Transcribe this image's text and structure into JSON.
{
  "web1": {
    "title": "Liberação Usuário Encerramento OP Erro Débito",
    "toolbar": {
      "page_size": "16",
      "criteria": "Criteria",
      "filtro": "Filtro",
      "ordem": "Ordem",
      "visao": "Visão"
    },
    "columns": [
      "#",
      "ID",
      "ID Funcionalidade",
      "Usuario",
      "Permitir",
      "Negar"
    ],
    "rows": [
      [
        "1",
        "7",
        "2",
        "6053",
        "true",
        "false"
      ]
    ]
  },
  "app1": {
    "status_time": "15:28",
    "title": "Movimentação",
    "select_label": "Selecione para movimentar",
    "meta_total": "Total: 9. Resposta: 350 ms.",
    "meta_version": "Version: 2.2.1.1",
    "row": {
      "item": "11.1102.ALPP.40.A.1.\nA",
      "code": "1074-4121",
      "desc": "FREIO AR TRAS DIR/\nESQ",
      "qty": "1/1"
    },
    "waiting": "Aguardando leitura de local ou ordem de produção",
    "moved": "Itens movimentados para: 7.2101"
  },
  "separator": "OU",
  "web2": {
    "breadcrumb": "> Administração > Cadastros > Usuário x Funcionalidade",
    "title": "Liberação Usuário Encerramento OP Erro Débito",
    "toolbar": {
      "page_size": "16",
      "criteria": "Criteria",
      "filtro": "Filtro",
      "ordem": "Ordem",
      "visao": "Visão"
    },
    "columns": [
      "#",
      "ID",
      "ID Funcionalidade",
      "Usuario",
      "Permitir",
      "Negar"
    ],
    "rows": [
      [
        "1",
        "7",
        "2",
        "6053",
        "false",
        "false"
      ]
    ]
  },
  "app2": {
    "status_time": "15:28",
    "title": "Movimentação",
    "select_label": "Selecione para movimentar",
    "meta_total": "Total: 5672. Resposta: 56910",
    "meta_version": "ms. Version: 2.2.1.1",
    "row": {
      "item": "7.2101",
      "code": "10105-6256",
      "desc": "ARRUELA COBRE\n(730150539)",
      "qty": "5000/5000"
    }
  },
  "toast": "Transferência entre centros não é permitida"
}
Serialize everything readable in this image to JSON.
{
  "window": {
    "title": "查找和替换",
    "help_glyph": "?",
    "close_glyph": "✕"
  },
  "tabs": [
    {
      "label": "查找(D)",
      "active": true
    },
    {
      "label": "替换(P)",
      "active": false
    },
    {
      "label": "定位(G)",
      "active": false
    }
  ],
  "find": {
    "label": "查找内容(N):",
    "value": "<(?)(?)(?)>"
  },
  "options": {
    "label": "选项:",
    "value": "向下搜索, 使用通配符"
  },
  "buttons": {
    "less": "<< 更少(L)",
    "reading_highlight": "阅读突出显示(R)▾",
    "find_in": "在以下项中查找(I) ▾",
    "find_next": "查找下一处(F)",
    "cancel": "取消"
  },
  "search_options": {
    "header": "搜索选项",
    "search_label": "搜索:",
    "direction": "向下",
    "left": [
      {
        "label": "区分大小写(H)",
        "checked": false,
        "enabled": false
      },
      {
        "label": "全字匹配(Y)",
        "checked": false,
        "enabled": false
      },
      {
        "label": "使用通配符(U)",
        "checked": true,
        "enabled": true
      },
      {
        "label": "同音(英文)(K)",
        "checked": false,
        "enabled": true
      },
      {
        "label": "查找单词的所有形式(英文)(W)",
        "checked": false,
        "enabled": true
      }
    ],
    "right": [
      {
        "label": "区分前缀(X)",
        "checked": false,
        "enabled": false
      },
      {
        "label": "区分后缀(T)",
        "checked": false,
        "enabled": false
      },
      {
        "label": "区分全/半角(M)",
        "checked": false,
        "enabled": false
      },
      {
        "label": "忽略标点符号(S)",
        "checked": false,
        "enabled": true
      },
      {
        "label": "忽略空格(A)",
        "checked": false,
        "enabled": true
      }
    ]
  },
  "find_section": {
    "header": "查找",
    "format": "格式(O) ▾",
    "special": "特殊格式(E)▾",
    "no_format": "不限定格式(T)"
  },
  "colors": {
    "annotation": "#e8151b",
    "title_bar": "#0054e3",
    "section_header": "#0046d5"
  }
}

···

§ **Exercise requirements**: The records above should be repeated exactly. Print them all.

§ **Task output**:
Transcribe this image's text and structure into JSON.
{
  "web1": {
    "title": "Liberação Usuário Encerramento OP Erro Débito",
    "toolbar": {
      "page_size": "16",
      "criteria": "Criteria",
      "filtro": "Filtro",
      "ordem": "Ordem",
      "visao": "Visão"
    },
    "columns": [
      "#",
      "ID",
      "ID Funcionalidade",
      "Usuario",
      "Permitir",
      "Negar"
    ],
    "rows": [
      [
        "1",
        "7",
        "2",
        "6053",
        "true",
        "false"
      ]
    ]
  },
  "app1": {
    "status_time": "15:28",
    "title": "Movimentação",
    "select_label": "Selecione para movimentar",
    "meta_total": "Total: 9. Resposta: 350 ms.",
    "meta_version": "Version: 2.2.1.1",
    "row": {
      "item": "11.1102.ALPP.40.A.1.\nA",
      "code": "1074-4121",
      "desc": "FREIO AR TRAS DIR/\nESQ",
      "qty": "1/1"
    },
    "waiting": "Aguardando leitura de local ou ordem de produção",
    "moved": "Itens movimentados para: 7.2101"
  },
  "separator": "OU",
  "web2": {
    "breadcrumb": "> Administração > Cadastros > Usuário x Funcionalidade",
    "title": "Liberação Usuário Encerramento OP Erro Débito",
    "toolbar": {
      "page_size": "16",
      "criteria": "Criteria",
      "filtro": "Filtro",
      "ordem": "Ordem",
      "visao": "Visão"
    },
    "columns": [
      "#",
      "ID",
      "ID Funcionalidade",
      "Usuario",
      "Permitir",
      "Negar"
    ],
    "rows": [
      [
        "1",
        "7",
        "2",
        "6053",
        "false",
        "false"
      ]
    ]
  },
  "app2": {
    "status_time": "15:28",
    "title": "Movimentação",
    "select_label": "Selecione para movimentar",
    "meta_total": "Total: 5672. Resposta: 56910",
    "meta_version": "ms. Version: 2.2.1.1",
    "row": {
      "item": "7.2101",
      "code": "10105-6256",
      "desc": "ARRUELA COBRE\n(730150539)",
      "qty": "5000/5000"
    }
  },
  "toast": "Transferência entre centros não é permitida"
}
Serialize everything readable in this image to JSON.
{
  "window": {
    "title": "查找和替换",
    "help_glyph": "?",
    "close_glyph": "✕"
  },
  "tabs": [
    {
      "label": "查找(D)",
      "active": true
    },
    {
      "label": "替换(P)",
      "active": false
    },
    {
      "label": "定位(G)",
      "active": false
    }
  ],
  "find": {
    "label": "查找内容(N):",
    "value": "<(?)(?)(?)>"
  },
  "options": {
    "label": "选项:",
    "value": "向下搜索, 使用通配符"
  },
  "buttons": {
    "less": "<< 更少(L)",
    "reading_highlight": "阅读突出显示(R)▾",
    "find_in": "在以下项中查找(I) ▾",
    "find_next": "查找下一处(F)",
    "cancel": "取消"
  },
  "search_options": {
    "header": "搜索选项",
    "search_label": "搜索:",
    "direction": "向下",
    "left": [
      {
        "label": "区分大小写(H)",
        "checked": false,
        "enabled": false
      },
      {
        "label": "全字匹配(Y)",
        "checked": false,
        "enabled": false
      },
      {
        "label": "使用通配符(U)",
        "checked": true,
        "enabled": true
      },
      {
        "label": "同音(英文)(K)",
        "checked": false,
        "enabled": true
      },
      {
        "label": "查找单词的所有形式(英文)(W)",
        "checked": false,
        "enabled": true
      }
    ],
    "right": [
      {
        "label": "区分前缀(X)",
        "checked": false,
        "enabled": false
      },
      {
        "label": "区分后缀(T)",
        "checked": false,
        "enabled": false
      },
      {
        "label": "区分全/半角(M)",
        "checked": false,
        "enabled": false
      },
      {
        "label": "忽略标点符号(S)",
        "checked": false,
        "enabled": true
      },
      {
        "label": "忽略空格(A)",
        "checked": false,
        "enabled": true
      }
    ]
  },
  "find_section": {
    "header": "查找",
    "format": "格式(O) ▾",
    "special": "特殊格式(E)▾",
    "no_format": "不限定格式(T)"
  },
  "colors": {
    "annotation": "#e8151b",
    "title_bar": "#0054e3",
    "section_header": "#0046d5"
  }
}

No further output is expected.